- WHAT THE TASK ASKS -
Can you retype every record below exactly as written?
»»
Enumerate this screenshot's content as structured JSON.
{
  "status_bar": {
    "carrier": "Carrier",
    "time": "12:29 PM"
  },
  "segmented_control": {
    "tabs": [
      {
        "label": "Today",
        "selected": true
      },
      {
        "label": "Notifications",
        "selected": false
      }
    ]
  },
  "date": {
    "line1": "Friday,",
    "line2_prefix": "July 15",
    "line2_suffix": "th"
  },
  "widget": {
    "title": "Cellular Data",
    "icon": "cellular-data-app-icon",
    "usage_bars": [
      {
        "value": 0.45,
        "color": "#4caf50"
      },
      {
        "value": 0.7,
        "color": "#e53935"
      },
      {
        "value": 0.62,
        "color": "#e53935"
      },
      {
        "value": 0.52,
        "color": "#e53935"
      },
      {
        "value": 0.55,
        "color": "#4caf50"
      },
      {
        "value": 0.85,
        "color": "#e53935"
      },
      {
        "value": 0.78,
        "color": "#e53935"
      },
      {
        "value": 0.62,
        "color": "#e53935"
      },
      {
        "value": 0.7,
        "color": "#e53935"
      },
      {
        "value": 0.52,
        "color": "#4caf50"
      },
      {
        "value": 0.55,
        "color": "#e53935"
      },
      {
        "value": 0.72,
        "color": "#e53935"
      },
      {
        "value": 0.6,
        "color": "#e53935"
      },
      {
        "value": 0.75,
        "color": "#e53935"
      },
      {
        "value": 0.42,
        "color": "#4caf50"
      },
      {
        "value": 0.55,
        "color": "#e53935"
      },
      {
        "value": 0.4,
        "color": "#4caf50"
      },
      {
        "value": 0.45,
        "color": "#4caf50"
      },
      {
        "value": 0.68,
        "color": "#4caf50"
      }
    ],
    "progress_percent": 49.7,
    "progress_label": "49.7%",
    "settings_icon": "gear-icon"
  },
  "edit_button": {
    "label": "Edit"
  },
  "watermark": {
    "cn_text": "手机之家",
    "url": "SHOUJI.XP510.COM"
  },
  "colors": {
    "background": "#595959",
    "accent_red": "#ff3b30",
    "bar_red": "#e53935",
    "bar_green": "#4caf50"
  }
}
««
- WRITTEN ANSWER -
Enumerate this screenshot's content as structured JSON.
{
  "status_bar": {
    "carrier": "Carrier",
    "time": "12:29 PM"
  },
  "segmented_control": {
    "tabs": [
      {
        "label": "Today",
        "selected": true
      },
      {
        "label": "Notifications",
        "selected": false
      }
    ]
  },
  "date": {
    "line1": "Friday,",
    "line2_prefix": "July 15",
    "line2_suffix": "th"
  },
  "widget": {
    "title": "Cellular Data",
    "icon": "cellular-data-app-icon",
    "usage_bars": [
      {
        "value": 0.45,
        "color": "#4caf50"
      },
      {
        "value": 0.7,
        "color": "#e53935"
      },
      {
        "value": 0.62,
        "color": "#e53935"
      },
      {
        "value": 0.52,
        "color": "#e53935"
      },
      {
        "value": 0.55,
        "color": "#4caf50"
      },
      {
        "value": 0.85,
        "color": "#e53935"
      },
      {
        "value": 0.78,
        "color": "#e53935"
      },
      {
        "value": 0.62,
        "color": "#e53935"
      },
      {
        "value": 0.7,
        "color": "#e53935"
      },
      {
        "value": 0.52,
        "color": "#4caf50"
      },
      {
        "value": 0.55,
        "color": "#e53935"
      },
      {
        "value": 0.72,
        "color": "#e53935"
      },
      {
        "value": 0.6,
        "color": "#e53935"
      },
      {
        "value": 0.75,
        "color": "#e53935"
      },
      {
        "value": 0.42,
        "color": "#4caf50"
      },
      {
        "value": 0.55,
        "color": "#e53935"
      },
      {
        "value": 0.4,
        "color": "#4caf50"
      },
      {
        "value": 0.45,
        "color": "#4caf50"
      },
      {
        "value": 0.68,
        "color": "#4caf50"
      }
    ],
    "progress_percent": 49.7,
    "progress_label": "49.7%",
    "settings_icon": "gear-icon"
  },
  "edit_button": {
    "label": "Edit"
  },
  "watermark": {
    "cn_text": "手机之家",
    "url": "SHOUJI.XP510.COM"
  },
  "colors": {
    "background": "#595959",
    "accent_red": "#ff3b30",
    "bar_red": "#e53935",
    "bar_green": "#4caf50"
  }
}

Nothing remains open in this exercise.